The tan landscape of south-central Brazil was speckled with red hotspots in mid-July 2016 as smudges of smoke hung over the greener coastal area near Rio de Janeiro. The Moderate Resolution Imaging Spectroradiometer (MODIS) aboard NASA’s Terra satellite captured this true-color image on July 15.
Each red hotspot marks an area where the thermal bands on the instrument detected high temperatures. When accompanied by smoke, as can be seen in this image at higher resolutions, such hotspots are diagnostic for actively burning fire.
The time of year, the location, and the pattern of these hotspots also suggest that they represent agricultural fires – fires that are deliberately set to manage cropland and pasture. The image is centered over a rich agricultural region, where corn, wheat, rice, soybeans, and other crops are planted, among other crops.

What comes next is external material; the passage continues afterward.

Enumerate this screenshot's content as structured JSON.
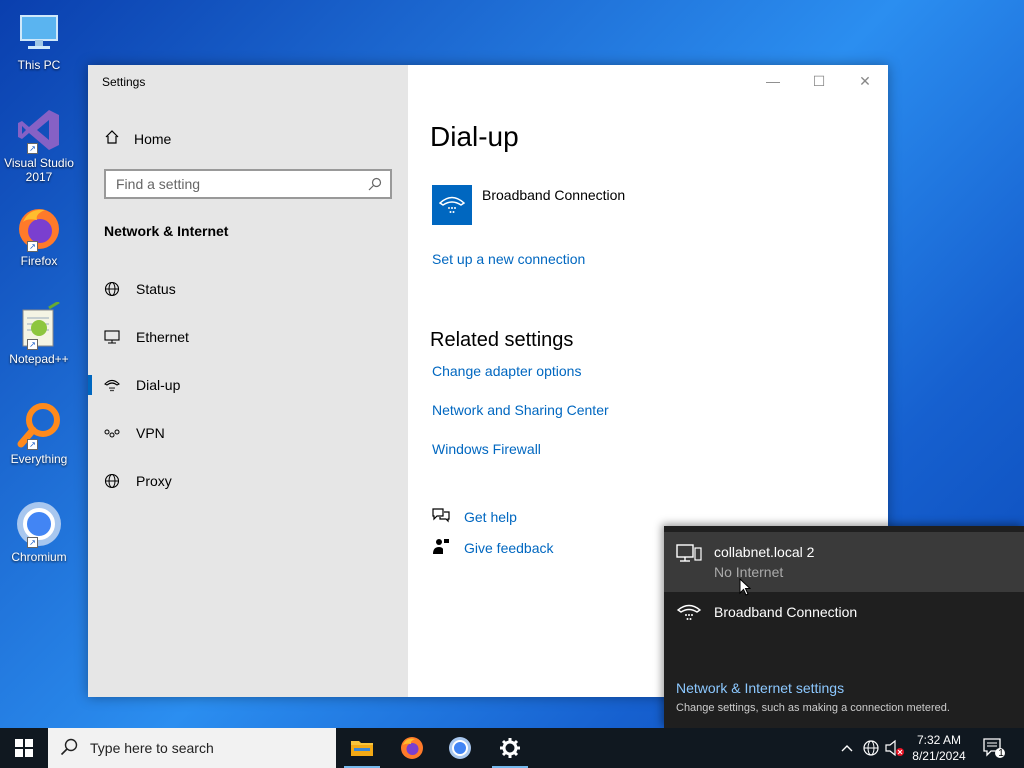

In such locations, fire can be used to remove old vegetation after harvest, to prepare land for planting, to renew pastureland, to open new fields for use, as well as other management goals. While properly managed agricultural fires stay under control and serve a purpose, they can also easily slip out of control and become destructive wildfires, especially when rain has been scarce and vegetation is dry.
The winter season in central Brazil has been warm, with temperatures in the mid-80s or higher, low relative humidity, and scant rainfall, according to the Soybean and Corn Advisor website. They also report that although this is typically the dry season, this year’s dry season started earlier than normal and it has been dryer than normal – making a perfect setup for fires.